"She speaks honestly from her own experience," Ebert said in an email. "She can be funny and some of her tweets are snarky, but there's a person there, leveling with us."
Enchanted by Oxford's voice, Emmy-winning screenwriter Jhoni Marchinko encouraged her to write a pilot and offered to serve as her mentor.
Cody became a close friend and confidant. A stripper-turned-blogger who came to Hollywood after being discovered by her current manager, Cody believes that starting a career through social networking is a sound strategy.
"As someone who came from the Internet myself, I don't know why anyone wouldn't," she said. "Self-publishing is fantastic. You don't have to deal with anybody. There are no rejection letters. You just find your audience. Plus, you get instantaneous feedback."
Oxford had visited Southern California as a teenager and again in her early 20s, quick trips to L.A. to "soak it in" or, in one instance, on a failed quest to meet her movie star crush, Leonardo DiCaprio. In March 2010, she flew to Los Angeles for her first business trip, a four-day visit in which she met with just about every studio and development executive in town.
"A lot of them thought I was going to be this cute country housewife or something," Oxford wrote in an email. "I guess they had no way to know that I'm fairly controlling and business savvy, except for the fact that I've been controlling my entire image and work myself for the past 12 years online."
Oxford stays up late most nights to write at a cluttered desk in her second-story bedroom in her home in Calgary. A bulletin board near her head is covered in children's art and baby photos of Salinger, now 11, Henry, 8, and Beatrix, 3.
Her fingers race across the keys of her MacBook Air while her husband James — they married in 2007 because Henry became enchanted with the idea of being a ring bearer — strums his guitar a floor below.
In addition to making final revisions on her book, she's rewriting her screenplay, "Son of a Bitch," which Oxford says is about a young pot-smoking party girl with a legion of loyal online followers who must reconcile her new motherhood with her online persona.
Last year's summer box-office hit "Bridesmaids,"a raunchy comedy starring Wiig that earned two Oscar nominations, paved the way for unflinching depictions of young women in previously taboo settings.
"Before 'Bridesmaids,' I never would have thought to pitch an R-rated girl-centric movie because I knew the odds of it going were pretty slim. But all of a sudden there is a market for this — the outspoken women," said Oxford.
Lately, when she travels to Hollywood, she stays with Kimmel and his girlfriend Molly McNearney, co-head writer on his ABC talk show"Jimmy Kimmel Live!" They've opened their Hollywood Hills home to Oxford, and lent her a car.
Now, Oxford is preparing to transplant her family to Hollywood for a six-month trial run. ("My weirdest friends are there," she said.)
On a recent Thursday, she slid into a seat at a Sherman Oaks bakery, a bit anxious about the day ahead. She was in town to sign contracts, meet with studio brass and check out a rental house.

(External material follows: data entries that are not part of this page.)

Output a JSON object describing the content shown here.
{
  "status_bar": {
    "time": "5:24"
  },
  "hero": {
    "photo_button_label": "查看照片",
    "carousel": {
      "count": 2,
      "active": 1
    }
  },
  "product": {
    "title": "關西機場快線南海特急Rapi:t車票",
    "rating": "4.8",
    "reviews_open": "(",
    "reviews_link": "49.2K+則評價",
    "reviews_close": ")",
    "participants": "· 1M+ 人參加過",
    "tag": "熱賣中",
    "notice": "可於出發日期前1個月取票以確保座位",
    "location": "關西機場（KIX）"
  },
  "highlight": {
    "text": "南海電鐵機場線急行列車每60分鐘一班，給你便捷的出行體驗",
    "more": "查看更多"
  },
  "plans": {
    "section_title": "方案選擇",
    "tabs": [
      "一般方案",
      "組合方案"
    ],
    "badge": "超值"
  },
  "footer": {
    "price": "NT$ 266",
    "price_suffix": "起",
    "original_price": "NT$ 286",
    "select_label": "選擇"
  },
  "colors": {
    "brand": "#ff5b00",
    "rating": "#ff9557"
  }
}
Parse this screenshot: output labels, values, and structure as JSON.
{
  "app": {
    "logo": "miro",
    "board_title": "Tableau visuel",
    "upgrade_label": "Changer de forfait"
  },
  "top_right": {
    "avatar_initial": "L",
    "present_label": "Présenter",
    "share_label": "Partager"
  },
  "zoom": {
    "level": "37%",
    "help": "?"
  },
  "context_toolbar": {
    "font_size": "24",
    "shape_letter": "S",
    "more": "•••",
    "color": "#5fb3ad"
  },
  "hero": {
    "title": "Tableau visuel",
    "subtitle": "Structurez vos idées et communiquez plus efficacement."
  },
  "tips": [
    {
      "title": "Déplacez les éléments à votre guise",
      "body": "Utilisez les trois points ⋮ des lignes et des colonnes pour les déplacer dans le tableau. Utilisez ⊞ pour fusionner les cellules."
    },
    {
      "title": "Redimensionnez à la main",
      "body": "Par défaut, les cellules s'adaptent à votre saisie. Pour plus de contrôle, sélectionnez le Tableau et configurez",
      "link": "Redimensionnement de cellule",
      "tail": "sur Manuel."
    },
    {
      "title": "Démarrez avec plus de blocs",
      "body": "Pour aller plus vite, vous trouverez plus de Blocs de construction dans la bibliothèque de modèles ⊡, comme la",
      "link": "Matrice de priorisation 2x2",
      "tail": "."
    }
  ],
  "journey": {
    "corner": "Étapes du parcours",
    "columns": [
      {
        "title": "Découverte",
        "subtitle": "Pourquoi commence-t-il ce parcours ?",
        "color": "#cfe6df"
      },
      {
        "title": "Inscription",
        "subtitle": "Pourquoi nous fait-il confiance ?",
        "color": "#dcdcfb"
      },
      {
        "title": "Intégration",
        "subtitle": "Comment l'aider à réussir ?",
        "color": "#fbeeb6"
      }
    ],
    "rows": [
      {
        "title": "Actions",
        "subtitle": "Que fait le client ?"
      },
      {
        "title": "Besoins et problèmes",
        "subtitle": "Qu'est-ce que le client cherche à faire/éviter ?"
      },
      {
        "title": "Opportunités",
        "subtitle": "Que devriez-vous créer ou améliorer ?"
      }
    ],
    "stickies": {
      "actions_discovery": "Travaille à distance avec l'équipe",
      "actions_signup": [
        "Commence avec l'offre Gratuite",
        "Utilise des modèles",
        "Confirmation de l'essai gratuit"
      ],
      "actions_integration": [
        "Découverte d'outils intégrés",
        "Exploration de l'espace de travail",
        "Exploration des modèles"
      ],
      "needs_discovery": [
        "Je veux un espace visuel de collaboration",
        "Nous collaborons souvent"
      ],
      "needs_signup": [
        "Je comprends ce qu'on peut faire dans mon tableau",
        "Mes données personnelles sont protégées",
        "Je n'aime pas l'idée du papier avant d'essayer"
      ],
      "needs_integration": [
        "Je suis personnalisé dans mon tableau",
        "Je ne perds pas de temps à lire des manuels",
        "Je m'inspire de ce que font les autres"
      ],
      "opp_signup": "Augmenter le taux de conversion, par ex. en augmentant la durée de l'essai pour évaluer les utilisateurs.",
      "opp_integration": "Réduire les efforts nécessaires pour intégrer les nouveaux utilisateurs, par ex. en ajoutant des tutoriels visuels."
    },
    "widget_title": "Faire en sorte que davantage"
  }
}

Running 15 minutes late, and dressed in a lace top, chunky beaded necklace and jeans, Oxford looked more like a coffee shop employee than a budding Hollywood player.
She was well-armed for the day's affairs: extra shoes, an extra purse, a new outline for her meeting with Warner Bros.development executives. Her biggest concern was her stomach. James was sending reports from home: All three kids caught a flu and little Bea had just started eating again. Oxford wasn't hungry — a bad sign for the usually ravenous writer.
To make sure she left each meeting in time to make the next one, she had set the alarm on her iPhone. She's become a master at Google maps. "It's like'The Amazing Race,'" she said, checking the traffic before heading to her next destination. "I've never been late yet."
Her agent, Cliff Roberts, said he isn't worried that her impending relocation or her higher profile will dull her edge.
"She's not coming out wide-eyed, fresh off the bus from Iowa," he said. "She's had some pretty fancy people that have been chasing her to do stuff for a long time."
The tone of her tweets certainly hasn't changed. In a recent one, she asked her followers, "How do you get a red wine stain off a baby?"